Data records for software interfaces
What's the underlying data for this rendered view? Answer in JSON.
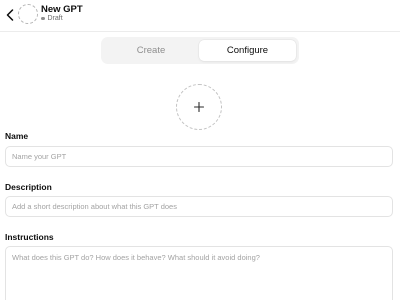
{
  "header": {
    "title": "New GPT",
    "status": "Draft",
    "back_icon": "chevron-left-icon",
    "avatar_icon": "dashed-circle-avatar"
  },
  "tabs": [
    {
      "label": "Create",
      "active": false
    },
    {
      "label": "Configure",
      "active": true
    }
  ],
  "image_upload": {
    "icon": "plus-icon"
  },
  "form": {
    "name": {
      "label": "Name",
      "value": "",
      "placeholder": "Name your GPT"
    },
    "description": {
      "label": "Description",
      "value": "",
      "placeholder": "Add a short description about what this GPT does"
    },
    "instructions": {
      "label": "Instructions",
      "value": "",
      "placeholder": "What does this GPT do? How does it behave? What should it avoid doing?"
    }
  },
  "colors": {
    "accent_text": "#0d0d0d",
    "muted_text": "#8f8f8f",
    "segment_bg": "#f3f3f3",
    "border": "#e3e3e3"
  }
}
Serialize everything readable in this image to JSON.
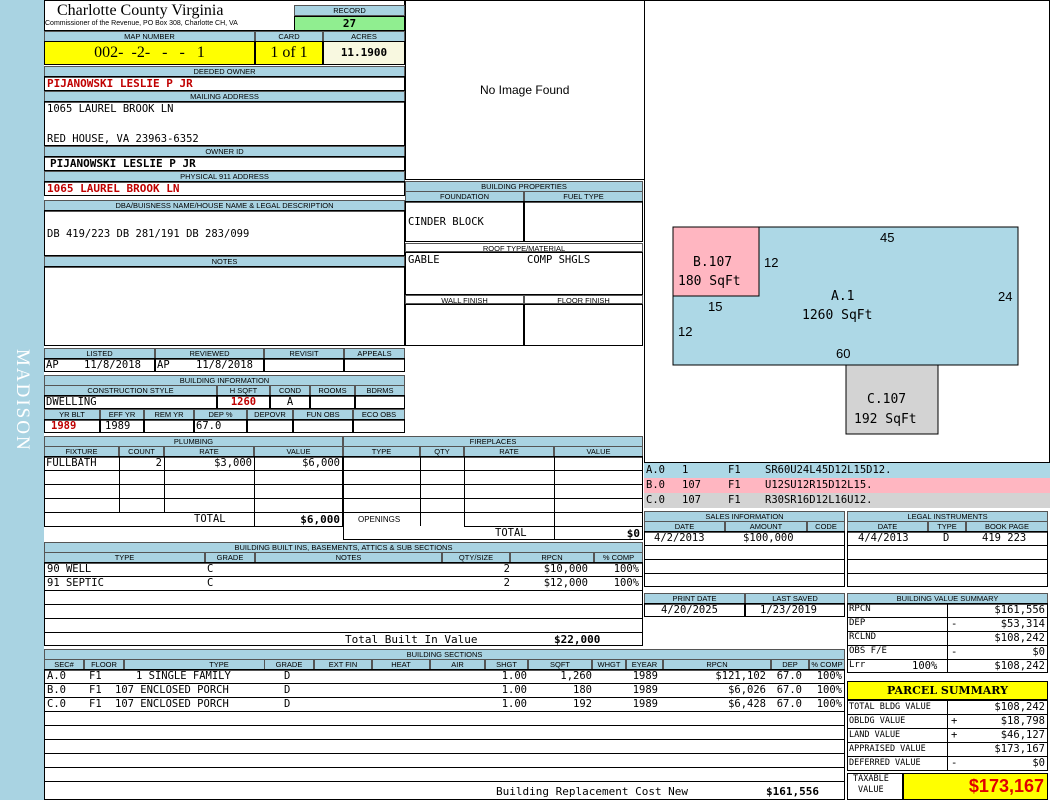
{
  "sidebar": {
    "label": "MADISON"
  },
  "header": {
    "county": "Charlotte County Virginia",
    "subtitle": "Commissioner of the Revenue, PO Box 308, Charlotte CH, VA",
    "record_label": "RECORD",
    "record": "27",
    "map_label": "MAP NUMBER",
    "map_number": "002-  -2-   -   -   1",
    "card_label": "CARD",
    "card": "1 of 1",
    "acres_label": "ACRES",
    "acres": "11.1900"
  },
  "owner": {
    "deeded_label": "DEEDED OWNER",
    "deeded": "PIJANOWSKI LESLIE P JR",
    "mailing_label": "MAILING ADDRESS",
    "mail1": "1065 LAUREL BROOK LN",
    "mail2": "RED HOUSE, VA 23963-6352",
    "id_label": "OWNER ID",
    "owner_id": "PIJANOWSKI LESLIE P JR",
    "phys_label": "PHYSICAL 911 ADDRESS",
    "physical": "1065 LAUREL BROOK LN",
    "dba_label": "DBA/BUISNESS NAME/HOUSE NAME & LEGAL DESCRIPTION",
    "legal": "DB 419/223 DB 281/191 DB 283/099",
    "notes_label": "NOTES"
  },
  "image": {
    "no_image": "No Image Found"
  },
  "building_props": {
    "title": "BUILDING PROPERTIES",
    "foundation_label": "FOUNDATION",
    "fuel_label": "FUEL TYPE",
    "foundation": "CINDER BLOCK",
    "roof_label": "ROOF TYPE/MATERIAL",
    "roof_type": "GABLE",
    "roof_material": "COMP SHGLS",
    "wall_label": "WALL FINISH",
    "floor_label": "FLOOR FINISH"
  },
  "listed": {
    "listed_label": "LISTED",
    "reviewed_label": "REVIEWED",
    "revisit_label": "REVISIT",
    "appeals_label": "APPEALS",
    "listed_by": "AP",
    "listed_date": "11/8/2018",
    "reviewed_by": "AP",
    "reviewed_date": "11/8/2018"
  },
  "building_info": {
    "title": "BUILDING INFORMATION",
    "h_style": "CONSTRUCTION STYLE",
    "h_sqft": "H SQFT",
    "h_cond": "COND",
    "h_rooms": "ROOMS",
    "h_bdrms": "BDRMS",
    "style": "DWELLING",
    "sqft": "1260",
    "cond": "A",
    "h_yrblt": "YR BLT",
    "h_effyr": "EFF YR",
    "h_remyr": "REM YR",
    "h_dep": "DEP %",
    "h_depovr": "DEPOVR",
    "h_funobs": "FUN OBS",
    "h_ecoobs": "ECO OBS",
    "yrblt": "1989",
    "effyr": "1989",
    "dep": "67.0"
  },
  "plumbing": {
    "title": "PLUMBING",
    "h_fixture": "FIXTURE",
    "h_count": "COUNT",
    "h_rate": "RATE",
    "h_value": "VALUE",
    "rows": [
      {
        "fixture": "FULLBATH",
        "count": "2",
        "rate": "$3,000",
        "value": "$6,000"
      }
    ],
    "total_label": "TOTAL",
    "total": "$6,000"
  },
  "fireplaces": {
    "title": "FIREPLACES",
    "h_type": "TYPE",
    "h_qty": "QTY",
    "h_rate": "RATE",
    "h_value": "VALUE",
    "openings_label": "OPENINGS",
    "total_label": "TOTAL",
    "total": "$0"
  },
  "builtins": {
    "title": "BUILDING BUILT INS, BASEMENTS, ATTICS & SUB SECTIONS",
    "h_type": "TYPE",
    "h_grade": "GRADE",
    "h_notes": "NOTES",
    "h_qty": "QTY/SIZE",
    "h_rpcn": "RPCN",
    "h_comp": "% COMP",
    "rows": [
      {
        "type": "90 WELL",
        "grade": "C",
        "qty": "2",
        "rpcn": "$10,000",
        "comp": "100%"
      },
      {
        "type": "91 SEPTIC",
        "grade": "C",
        "qty": "2",
        "rpcn": "$12,000",
        "comp": "100%"
      }
    ],
    "total_label": "Total Built In Value",
    "total": "$22,000"
  },
  "sketch": {
    "a_label": "A.1",
    "a_sqft": "1260 SqFt",
    "b_label": "B.107",
    "b_sqft": "180 SqFt",
    "c_label": "C.107",
    "c_sqft": "192 SqFt",
    "dim_45": "45",
    "dim_24": "24",
    "dim_60": "60",
    "dim_12a": "12",
    "dim_15": "15",
    "dim_12b": "12",
    "colors": {
      "a": "#add8e6",
      "b": "#ffb6c1",
      "c": "#d3d3d3"
    }
  },
  "sketch_codes": [
    {
      "sec": "A.0",
      "n": "1",
      "fl": "F1",
      "code": "SR60U24L45D12L15D12."
    },
    {
      "sec": "B.0",
      "n": "107",
      "fl": "F1",
      "code": "U12SU12R15D12L15."
    },
    {
      "sec": "C.0",
      "n": "107",
      "fl": "F1",
      "code": "R30SR16D12L16U12."
    }
  ],
  "sales": {
    "title": "SALES INFORMATION",
    "h_date": "DATE",
    "h_amount": "AMOUNT",
    "h_code": "CODE",
    "date": "4/2/2013",
    "amount": "$100,000"
  },
  "legal_instr": {
    "title": "LEGAL INSTRUMENTS",
    "h_date": "DATE",
    "h_type": "TYPE",
    "h_book": "BOOK PAGE",
    "date": "4/4/2013",
    "type": "D",
    "book": "419 223"
  },
  "print": {
    "print_label": "PRINT DATE",
    "saved_label": "LAST SAVED",
    "print_date": "4/20/2025",
    "last_saved": "1/23/2019"
  },
  "value_summary": {
    "title": "BUILDING VALUE SUMMARY",
    "rpcn_label": "RPCN",
    "rpcn": "$161,556",
    "dep_label": "DEP",
    "dep_sign": "-",
    "dep": "$53,314",
    "rclnd_label": "RCLND",
    "rclnd": "$108,242",
    "obs_label": "OBS F/E",
    "obs_sign": "-",
    "obs": "$0",
    "lrr_label": "Lrr",
    "lrr_pct": "100%",
    "lrr": "$108,242"
  },
  "parcel": {
    "title": "PARCEL SUMMARY",
    "tb_label": "TOTAL BLDG VALUE",
    "tb": "$108,242",
    "ob_label": "OBLDG VALUE",
    "ob_sign": "+",
    "ob": "$18,798",
    "land_label": "LAND VALUE",
    "land_sign": "+",
    "land": "$46,127",
    "appr_label": "APPRAISED VALUE",
    "appr": "$173,167",
    "def_label": "DEFERRED VALUE",
    "def_sign": "-",
    "def": "$0",
    "tax_label1": "TAXABLE",
    "tax_label2": "VALUE",
    "taxable": "$173,167"
  },
  "sections": {
    "title": "BUILDING SECTIONS",
    "h_sec": "SEC#",
    "h_floor": "FLOOR",
    "h_type": "TYPE",
    "h_grade": "GRADE",
    "h_extfin": "EXT FIN",
    "h_heat": "HEAT",
    "h_air": "AIR",
    "h_shgt": "SHGT",
    "h_sqft": "SQFT",
    "h_whgt": "WHGT",
    "h_eyear": "EYEAR",
    "h_rpcn": "RPCN",
    "h_dep": "DEP",
    "h_comp": "% COMP",
    "rows": [
      {
        "sec": "A.0",
        "floor": "F1",
        "type": "1 SINGLE FAMILY",
        "grade": "D",
        "shgt": "1.00",
        "sqft": "1,260",
        "eyear": "1989",
        "rpcn": "$121,102",
        "dep": "67.0",
        "comp": "100%"
      },
      {
        "sec": "B.0",
        "floor": "F1",
        "type": "107 ENCLOSED PORCH",
        "grade": "D",
        "shgt": "1.00",
        "sqft": "180",
        "eyear": "1989",
        "rpcn": "$6,026",
        "dep": "67.0",
        "comp": "100%"
      },
      {
        "sec": "C.0",
        "floor": "F1",
        "type": "107 ENCLOSED PORCH",
        "grade": "D",
        "shgt": "1.00",
        "sqft": "192",
        "eyear": "1989",
        "rpcn": "$6,428",
        "dep": "67.0",
        "comp": "100%"
      }
    ],
    "brcn_label": "Building Replacement Cost New",
    "brcn": "$161,556"
  }
}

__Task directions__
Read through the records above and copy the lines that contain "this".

__Result of the exercise__
What's the underlying data for this rendered view? Answer in JSON.
      "placeholder": "Add a short description about what this GPT does"
      "placeholder": "What does this GPT do? How does it behave? What should it avoid doing?"
Serialize everything readable in this image to JSON.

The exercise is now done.